Problem: Lines below that hold the word "compiler" must be copied in full.

*** Block opens ***

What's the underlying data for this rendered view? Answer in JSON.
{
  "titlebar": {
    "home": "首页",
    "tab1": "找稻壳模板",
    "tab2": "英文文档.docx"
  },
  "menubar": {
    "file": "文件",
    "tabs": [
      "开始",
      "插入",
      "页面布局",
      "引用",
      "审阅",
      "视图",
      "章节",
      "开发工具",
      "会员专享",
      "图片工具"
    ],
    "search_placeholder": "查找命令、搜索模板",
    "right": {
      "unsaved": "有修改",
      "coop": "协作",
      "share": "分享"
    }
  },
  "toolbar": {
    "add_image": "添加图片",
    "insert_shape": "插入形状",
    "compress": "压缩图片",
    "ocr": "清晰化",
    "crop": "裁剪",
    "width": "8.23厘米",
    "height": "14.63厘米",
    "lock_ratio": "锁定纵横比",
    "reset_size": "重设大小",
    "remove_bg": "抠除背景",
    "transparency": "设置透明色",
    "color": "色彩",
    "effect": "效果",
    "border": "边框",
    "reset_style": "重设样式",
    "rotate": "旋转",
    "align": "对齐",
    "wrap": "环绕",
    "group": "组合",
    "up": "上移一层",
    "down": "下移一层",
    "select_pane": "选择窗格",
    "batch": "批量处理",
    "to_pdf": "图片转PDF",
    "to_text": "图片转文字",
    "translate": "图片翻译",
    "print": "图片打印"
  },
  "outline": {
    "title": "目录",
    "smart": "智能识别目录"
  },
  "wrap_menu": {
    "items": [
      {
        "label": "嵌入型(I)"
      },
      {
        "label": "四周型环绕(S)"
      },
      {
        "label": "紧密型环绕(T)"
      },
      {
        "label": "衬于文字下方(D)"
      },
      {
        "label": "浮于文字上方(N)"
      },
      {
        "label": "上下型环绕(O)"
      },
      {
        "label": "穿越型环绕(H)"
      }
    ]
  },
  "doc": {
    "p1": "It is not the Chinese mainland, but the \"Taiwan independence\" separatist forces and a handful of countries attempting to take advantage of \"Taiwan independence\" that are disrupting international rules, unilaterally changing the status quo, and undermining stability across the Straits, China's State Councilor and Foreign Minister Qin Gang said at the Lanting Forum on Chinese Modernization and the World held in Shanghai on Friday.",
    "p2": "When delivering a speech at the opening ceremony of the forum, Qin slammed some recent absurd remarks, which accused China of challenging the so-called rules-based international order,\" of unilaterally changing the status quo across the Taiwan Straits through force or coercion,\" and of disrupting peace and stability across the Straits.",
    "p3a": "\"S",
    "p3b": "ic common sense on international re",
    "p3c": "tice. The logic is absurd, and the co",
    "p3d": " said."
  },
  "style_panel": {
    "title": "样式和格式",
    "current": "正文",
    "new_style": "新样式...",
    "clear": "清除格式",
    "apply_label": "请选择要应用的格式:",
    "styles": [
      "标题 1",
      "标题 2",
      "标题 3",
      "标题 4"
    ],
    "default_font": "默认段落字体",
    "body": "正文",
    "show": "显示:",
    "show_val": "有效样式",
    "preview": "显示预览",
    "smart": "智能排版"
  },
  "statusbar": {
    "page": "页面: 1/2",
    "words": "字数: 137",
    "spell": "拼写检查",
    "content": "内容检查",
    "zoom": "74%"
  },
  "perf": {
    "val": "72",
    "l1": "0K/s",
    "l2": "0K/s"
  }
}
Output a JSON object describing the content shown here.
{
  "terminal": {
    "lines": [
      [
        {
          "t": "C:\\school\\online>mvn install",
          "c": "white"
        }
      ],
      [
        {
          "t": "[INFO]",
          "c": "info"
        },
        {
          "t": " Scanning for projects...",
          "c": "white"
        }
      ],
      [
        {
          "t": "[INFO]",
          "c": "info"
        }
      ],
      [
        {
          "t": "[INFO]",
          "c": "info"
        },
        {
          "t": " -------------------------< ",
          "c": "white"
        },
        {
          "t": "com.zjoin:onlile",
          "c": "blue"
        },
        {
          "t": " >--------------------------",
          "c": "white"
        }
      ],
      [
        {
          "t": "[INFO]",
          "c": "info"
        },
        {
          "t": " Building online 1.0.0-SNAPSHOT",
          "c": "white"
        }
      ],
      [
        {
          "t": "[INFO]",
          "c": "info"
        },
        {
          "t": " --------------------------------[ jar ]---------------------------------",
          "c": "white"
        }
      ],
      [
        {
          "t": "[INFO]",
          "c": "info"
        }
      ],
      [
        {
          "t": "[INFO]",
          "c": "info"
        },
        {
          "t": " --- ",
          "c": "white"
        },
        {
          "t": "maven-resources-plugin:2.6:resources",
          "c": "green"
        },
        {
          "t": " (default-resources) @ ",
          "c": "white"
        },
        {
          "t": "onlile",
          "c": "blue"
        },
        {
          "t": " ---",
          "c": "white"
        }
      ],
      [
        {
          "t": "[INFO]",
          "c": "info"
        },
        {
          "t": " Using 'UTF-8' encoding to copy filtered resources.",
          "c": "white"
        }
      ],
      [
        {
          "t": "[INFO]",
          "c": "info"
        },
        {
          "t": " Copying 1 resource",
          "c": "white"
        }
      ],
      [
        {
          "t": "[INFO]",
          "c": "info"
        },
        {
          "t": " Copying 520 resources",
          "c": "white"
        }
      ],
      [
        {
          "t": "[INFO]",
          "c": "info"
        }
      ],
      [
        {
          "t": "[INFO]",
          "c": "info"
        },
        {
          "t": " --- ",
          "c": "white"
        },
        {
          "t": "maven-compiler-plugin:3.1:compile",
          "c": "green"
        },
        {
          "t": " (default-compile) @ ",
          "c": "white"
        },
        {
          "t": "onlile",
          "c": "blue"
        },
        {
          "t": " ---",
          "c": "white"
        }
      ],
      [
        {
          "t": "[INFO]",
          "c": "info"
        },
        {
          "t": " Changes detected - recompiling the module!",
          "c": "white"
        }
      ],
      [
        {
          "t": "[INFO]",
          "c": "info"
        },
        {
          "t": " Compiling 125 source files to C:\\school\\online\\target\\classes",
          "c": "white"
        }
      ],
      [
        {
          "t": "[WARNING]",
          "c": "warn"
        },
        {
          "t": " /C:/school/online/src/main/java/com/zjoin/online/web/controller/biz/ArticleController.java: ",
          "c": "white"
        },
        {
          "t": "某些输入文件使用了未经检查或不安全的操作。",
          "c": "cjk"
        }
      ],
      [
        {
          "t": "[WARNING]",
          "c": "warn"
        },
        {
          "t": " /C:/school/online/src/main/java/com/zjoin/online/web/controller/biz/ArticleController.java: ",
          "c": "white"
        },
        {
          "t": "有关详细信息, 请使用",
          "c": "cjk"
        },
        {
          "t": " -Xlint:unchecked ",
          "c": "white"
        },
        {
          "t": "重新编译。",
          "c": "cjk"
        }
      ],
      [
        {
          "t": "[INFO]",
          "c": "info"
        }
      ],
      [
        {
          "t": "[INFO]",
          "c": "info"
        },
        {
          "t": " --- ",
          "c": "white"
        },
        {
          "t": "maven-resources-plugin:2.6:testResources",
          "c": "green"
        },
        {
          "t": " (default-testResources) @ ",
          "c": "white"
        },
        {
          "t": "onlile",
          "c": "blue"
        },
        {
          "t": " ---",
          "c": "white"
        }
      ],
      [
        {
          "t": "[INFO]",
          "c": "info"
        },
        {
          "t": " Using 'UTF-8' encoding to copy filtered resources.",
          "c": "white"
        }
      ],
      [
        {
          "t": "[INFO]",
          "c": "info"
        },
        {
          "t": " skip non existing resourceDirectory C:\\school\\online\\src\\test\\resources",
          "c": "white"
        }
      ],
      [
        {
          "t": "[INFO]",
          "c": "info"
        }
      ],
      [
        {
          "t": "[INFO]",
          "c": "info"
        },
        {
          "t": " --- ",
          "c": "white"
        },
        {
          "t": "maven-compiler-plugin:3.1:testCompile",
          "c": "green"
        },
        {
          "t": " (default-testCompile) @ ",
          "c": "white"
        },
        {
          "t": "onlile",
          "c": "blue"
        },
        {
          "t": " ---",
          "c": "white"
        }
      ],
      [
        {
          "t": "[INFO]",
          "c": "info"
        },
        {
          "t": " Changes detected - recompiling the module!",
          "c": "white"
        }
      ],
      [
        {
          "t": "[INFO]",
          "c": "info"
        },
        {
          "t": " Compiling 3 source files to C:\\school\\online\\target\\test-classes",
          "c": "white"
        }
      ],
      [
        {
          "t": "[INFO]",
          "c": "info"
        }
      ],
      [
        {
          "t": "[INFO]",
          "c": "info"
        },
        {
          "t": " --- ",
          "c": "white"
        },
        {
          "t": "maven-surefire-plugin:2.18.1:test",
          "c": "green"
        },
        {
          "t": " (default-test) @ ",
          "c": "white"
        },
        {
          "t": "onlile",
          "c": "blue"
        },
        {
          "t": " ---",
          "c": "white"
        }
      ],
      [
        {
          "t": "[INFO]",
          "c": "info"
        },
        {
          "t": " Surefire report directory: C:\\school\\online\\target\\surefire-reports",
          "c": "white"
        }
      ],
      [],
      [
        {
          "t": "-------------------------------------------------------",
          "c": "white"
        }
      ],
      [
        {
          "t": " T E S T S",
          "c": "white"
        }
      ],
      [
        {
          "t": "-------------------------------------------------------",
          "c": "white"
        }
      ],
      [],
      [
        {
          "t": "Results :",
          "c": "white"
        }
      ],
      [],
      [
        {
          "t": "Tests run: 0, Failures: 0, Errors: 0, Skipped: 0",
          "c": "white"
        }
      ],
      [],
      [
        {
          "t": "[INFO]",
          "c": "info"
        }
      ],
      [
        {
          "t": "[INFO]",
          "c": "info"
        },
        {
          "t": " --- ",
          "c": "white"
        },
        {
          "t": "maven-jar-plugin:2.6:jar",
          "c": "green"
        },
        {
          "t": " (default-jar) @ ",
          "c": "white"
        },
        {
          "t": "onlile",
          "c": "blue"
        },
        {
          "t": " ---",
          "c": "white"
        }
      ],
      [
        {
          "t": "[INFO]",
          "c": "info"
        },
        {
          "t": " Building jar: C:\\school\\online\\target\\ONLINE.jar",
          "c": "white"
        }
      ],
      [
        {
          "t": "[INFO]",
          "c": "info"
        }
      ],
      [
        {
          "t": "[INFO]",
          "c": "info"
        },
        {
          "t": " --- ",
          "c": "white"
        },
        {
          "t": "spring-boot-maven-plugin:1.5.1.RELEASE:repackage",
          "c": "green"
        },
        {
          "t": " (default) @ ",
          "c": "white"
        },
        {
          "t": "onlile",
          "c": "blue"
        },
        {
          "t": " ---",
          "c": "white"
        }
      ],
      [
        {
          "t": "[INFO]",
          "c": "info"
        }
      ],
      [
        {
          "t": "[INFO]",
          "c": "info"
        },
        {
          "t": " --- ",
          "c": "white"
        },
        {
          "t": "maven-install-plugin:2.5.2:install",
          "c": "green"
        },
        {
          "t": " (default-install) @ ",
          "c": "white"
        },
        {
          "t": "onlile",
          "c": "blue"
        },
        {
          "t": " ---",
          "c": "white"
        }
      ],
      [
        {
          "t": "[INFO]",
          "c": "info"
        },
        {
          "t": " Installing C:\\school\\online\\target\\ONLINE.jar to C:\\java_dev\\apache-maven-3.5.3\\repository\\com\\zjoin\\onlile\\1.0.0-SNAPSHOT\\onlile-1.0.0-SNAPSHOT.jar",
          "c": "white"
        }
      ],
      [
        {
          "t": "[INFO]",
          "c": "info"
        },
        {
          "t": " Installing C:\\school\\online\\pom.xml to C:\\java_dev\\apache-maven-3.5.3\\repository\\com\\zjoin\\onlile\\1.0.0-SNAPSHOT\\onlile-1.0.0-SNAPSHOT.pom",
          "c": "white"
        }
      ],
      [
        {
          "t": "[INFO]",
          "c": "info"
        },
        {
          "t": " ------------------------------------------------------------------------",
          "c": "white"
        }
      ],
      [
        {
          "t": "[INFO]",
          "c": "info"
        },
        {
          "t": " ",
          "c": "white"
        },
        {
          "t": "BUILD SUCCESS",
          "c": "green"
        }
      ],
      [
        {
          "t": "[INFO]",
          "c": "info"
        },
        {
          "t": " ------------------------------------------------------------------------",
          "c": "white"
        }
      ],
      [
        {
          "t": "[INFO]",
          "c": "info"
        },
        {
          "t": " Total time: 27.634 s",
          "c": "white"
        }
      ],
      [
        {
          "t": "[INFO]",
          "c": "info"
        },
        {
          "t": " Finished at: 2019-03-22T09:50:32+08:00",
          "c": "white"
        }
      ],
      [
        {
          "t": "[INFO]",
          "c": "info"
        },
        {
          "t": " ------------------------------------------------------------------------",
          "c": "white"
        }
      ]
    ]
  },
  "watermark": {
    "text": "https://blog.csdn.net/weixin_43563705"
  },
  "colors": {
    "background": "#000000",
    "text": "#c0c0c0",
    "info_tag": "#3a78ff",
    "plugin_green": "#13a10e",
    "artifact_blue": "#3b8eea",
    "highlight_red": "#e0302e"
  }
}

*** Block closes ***

Answer area:
          "t": "maven-compiler-plugin:3.1:compile",
          "t": "maven-compiler-plugin:3.1:testCompile",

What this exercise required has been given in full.